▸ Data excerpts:
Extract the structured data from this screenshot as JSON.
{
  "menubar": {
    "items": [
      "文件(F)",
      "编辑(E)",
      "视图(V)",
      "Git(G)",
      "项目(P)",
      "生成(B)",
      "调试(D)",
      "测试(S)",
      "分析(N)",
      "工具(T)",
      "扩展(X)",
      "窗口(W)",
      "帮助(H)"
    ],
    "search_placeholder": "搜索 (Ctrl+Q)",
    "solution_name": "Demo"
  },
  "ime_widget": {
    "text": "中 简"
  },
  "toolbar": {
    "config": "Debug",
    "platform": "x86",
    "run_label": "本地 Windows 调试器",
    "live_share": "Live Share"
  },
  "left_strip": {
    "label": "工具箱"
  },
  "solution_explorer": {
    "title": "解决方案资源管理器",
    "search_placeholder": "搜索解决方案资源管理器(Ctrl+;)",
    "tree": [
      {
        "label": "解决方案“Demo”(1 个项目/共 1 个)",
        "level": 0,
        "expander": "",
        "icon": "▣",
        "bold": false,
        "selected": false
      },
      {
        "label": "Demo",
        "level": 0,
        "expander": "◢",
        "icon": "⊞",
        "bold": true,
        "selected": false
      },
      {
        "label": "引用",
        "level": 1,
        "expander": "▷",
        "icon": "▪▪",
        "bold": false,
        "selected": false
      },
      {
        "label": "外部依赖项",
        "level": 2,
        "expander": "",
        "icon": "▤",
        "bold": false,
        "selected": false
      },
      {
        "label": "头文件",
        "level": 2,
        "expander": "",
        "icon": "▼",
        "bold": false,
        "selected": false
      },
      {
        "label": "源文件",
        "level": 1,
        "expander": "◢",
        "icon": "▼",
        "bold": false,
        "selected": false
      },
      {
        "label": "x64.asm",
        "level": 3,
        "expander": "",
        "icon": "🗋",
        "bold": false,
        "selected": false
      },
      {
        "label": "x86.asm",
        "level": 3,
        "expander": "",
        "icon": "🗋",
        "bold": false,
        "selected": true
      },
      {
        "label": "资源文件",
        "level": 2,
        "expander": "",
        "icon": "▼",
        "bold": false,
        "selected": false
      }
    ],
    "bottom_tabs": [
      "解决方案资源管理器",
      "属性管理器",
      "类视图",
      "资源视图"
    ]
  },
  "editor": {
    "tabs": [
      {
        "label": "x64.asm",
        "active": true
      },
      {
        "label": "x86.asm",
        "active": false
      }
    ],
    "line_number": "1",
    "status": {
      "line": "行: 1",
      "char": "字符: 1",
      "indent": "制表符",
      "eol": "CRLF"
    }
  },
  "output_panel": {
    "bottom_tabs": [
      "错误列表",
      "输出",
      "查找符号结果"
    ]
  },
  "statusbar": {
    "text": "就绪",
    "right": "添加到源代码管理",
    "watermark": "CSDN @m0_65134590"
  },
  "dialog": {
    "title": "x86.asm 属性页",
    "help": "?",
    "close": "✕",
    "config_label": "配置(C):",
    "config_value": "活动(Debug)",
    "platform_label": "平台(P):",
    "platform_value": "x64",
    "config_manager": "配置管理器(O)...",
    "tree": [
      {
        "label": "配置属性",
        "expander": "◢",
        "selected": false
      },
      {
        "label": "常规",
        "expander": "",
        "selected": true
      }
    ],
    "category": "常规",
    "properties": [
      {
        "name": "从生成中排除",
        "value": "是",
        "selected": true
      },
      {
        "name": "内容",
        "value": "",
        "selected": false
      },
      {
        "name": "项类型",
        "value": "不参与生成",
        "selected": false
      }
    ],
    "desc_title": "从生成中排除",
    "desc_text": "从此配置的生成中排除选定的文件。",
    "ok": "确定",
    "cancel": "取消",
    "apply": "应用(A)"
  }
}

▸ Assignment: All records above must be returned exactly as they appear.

▸ Written solution:
Extract the structured data from this screenshot as JSON.
{
  "menubar": {
    "items": [
      "文件(F)",
      "编辑(E)",
      "视图(V)",
      "Git(G)",
      "项目(P)",
      "生成(B)",
      "调试(D)",
      "测试(S)",
      "分析(N)",
      "工具(T)",
      "扩展(X)",
      "窗口(W)",
      "帮助(H)"
    ],
    "search_placeholder": "搜索 (Ctrl+Q)",
    "solution_name": "Demo"
  },
  "ime_widget": {
    "text": "中 简"
  },
  "toolbar": {
    "config": "Debug",
    "platform": "x86",
    "run_label": "本地 Windows 调试器",
    "live_share": "Live Share"
  },
  "left_strip": {
    "label": "工具箱"
  },
  "solution_explorer": {
    "title": "解决方案资源管理器",
    "search_placeholder": "搜索解决方案资源管理器(Ctrl+;)",
    "tree": [
      {
        "label": "解决方案“Demo”(1 个项目/共 1 个)",
        "level": 0,
        "expander": "",
        "icon": "▣",
        "bold": false,
        "selected": false
      },
      {
        "label": "Demo",
        "level": 0,
        "expander": "◢",
        "icon": "⊞",
        "bold": true,
        "selected": false
      },
      {
        "label": "引用",
        "level": 1,
        "expander": "▷",
        "icon": "▪▪",
        "bold": false,
        "selected": false
      },
      {
        "label": "外部依赖项",
        "level": 2,
        "expander": "",
        "icon": "▤",
        "bold": false,
        "selected": false
      },
      {
        "label": "头文件",
        "level": 2,
        "expander": "",
        "icon": "▼",
        "bold": false,
        "selected": false
      },
      {
        "label": "源文件",
        "level": 1,
        "expander": "◢",
        "icon": "▼",
        "bold": false,
        "selected": false
      },
      {
        "label": "x64.asm",
        "level": 3,
        "expander": "",
        "icon": "🗋",
        "bold": false,
        "selected": false
      },
      {
        "label": "x86.asm",
        "level": 3,
        "expander": "",
        "icon": "🗋",
        "bold": false,
        "selected": true
      },
      {
        "label": "资源文件",
        "level": 2,
        "expander": "",
        "icon": "▼",
        "bold": false,
        "selected": false
      }
    ],
    "bottom_tabs": [
      "解决方案资源管理器",
      "属性管理器",
      "类视图",
      "资源视图"
    ]
  },
  "editor": {
    "tabs": [
      {
        "label": "x64.asm",
        "active": true
      },
      {
        "label": "x86.asm",
        "active": false
      }
    ],
    "line_number": "1",
    "status": {
      "line": "行: 1",
      "char": "字符: 1",
      "indent": "制表符",
      "eol": "CRLF"
    }
  },
  "output_panel": {
    "bottom_tabs": [
      "错误列表",
      "输出",
      "查找符号结果"
    ]
  },
  "statusbar": {
    "text": "就绪",
    "right": "添加到源代码管理",
    "watermark": "CSDN @m0_65134590"
  },
  "dialog": {
    "title": "x86.asm 属性页",
    "help": "?",
    "close": "✕",
    "config_label": "配置(C):",
    "config_value": "活动(Debug)",
    "platform_label": "平台(P):",
    "platform_value": "x64",
    "config_manager": "配置管理器(O)...",
    "tree": [
      {
        "label": "配置属性",
        "expander": "◢",
        "selected": false
      },
      {
        "label": "常规",
        "expander": "",
        "selected": true
      }
    ],
    "category": "常规",
    "properties": [
      {
        "name": "从生成中排除",
        "value": "是",
        "selected": true
      },
      {
        "name": "内容",
        "value": "",
        "selected": false
      },
      {
        "name": "项类型",
        "value": "不参与生成",
        "selected": false
      }
    ],
    "desc_title": "从生成中排除",
    "desc_text": "从此配置的生成中排除选定的文件。",
    "ok": "确定",
    "cancel": "取消",
    "apply": "应用(A)"
  }
}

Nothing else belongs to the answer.